→ Task objective
Copy out all lines in the data below containing the string "from".
====== Material supplied ======
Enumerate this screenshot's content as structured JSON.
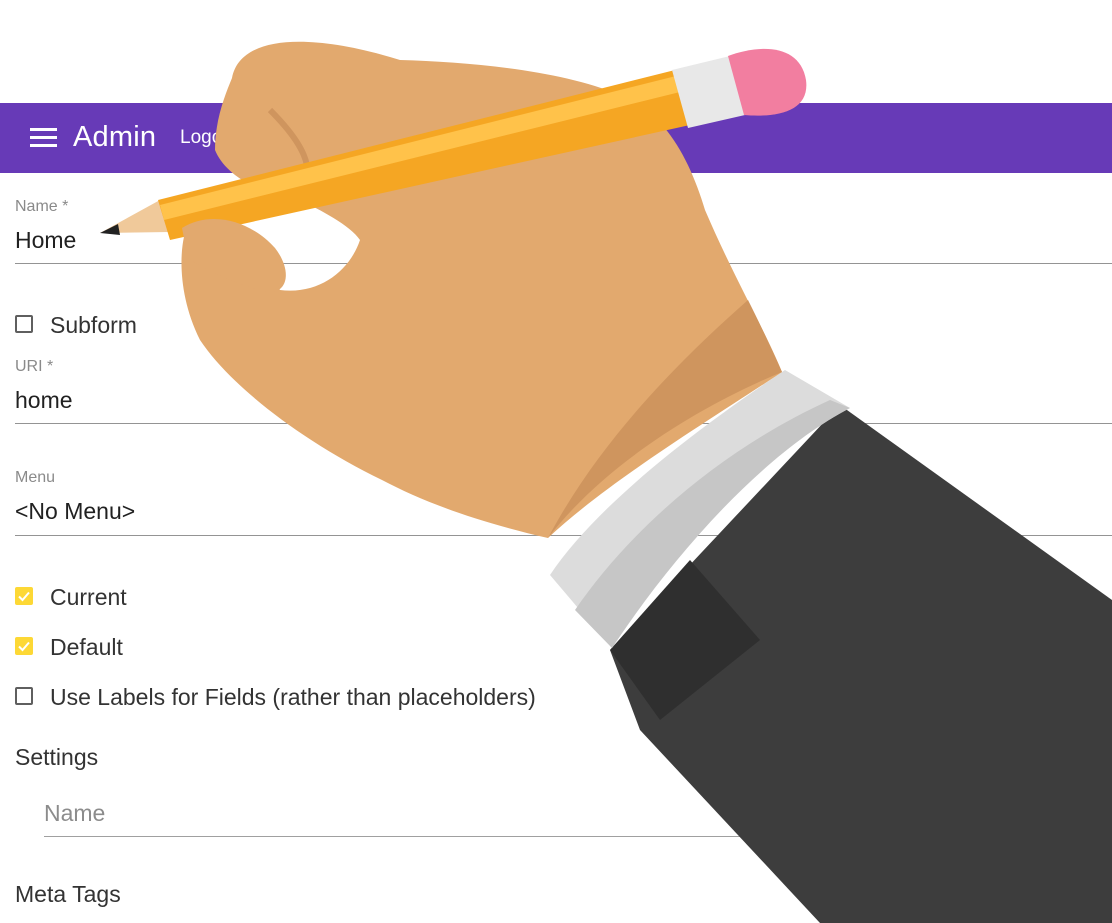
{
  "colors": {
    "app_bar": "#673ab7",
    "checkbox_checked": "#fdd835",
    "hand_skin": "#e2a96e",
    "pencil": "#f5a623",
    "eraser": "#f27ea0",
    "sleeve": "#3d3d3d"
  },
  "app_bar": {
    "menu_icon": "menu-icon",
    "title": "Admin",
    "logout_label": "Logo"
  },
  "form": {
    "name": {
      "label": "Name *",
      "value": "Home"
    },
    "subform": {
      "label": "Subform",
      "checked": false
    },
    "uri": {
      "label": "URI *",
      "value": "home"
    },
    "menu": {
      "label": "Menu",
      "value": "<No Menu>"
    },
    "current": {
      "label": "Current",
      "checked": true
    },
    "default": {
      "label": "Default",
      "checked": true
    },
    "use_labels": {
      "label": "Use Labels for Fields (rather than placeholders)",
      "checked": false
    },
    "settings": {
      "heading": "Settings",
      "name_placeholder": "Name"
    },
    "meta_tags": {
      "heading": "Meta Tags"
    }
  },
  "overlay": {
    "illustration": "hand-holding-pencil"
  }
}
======
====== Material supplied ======
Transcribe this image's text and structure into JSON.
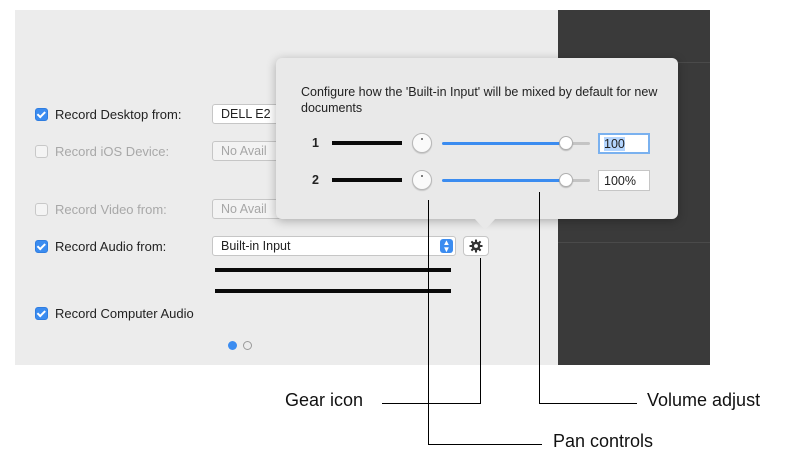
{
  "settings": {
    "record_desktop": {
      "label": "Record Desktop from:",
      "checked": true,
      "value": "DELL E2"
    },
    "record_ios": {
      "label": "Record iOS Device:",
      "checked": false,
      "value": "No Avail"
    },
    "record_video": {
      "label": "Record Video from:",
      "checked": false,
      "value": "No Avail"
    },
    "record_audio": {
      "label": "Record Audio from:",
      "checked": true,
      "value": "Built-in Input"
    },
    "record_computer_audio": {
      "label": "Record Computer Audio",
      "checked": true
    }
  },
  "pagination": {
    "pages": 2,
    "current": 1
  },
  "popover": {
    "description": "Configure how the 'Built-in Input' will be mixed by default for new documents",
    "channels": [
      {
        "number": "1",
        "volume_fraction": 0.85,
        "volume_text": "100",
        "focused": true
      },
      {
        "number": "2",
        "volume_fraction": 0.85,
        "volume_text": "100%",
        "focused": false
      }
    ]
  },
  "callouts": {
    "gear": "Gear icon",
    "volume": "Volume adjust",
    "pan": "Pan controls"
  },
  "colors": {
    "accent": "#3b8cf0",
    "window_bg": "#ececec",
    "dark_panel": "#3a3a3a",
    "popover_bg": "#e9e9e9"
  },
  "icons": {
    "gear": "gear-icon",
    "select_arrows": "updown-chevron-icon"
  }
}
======
→ Answer
      "label": "Record Desktop from:",
      "label": "Record Video from:",
      "label": "Record Audio from:",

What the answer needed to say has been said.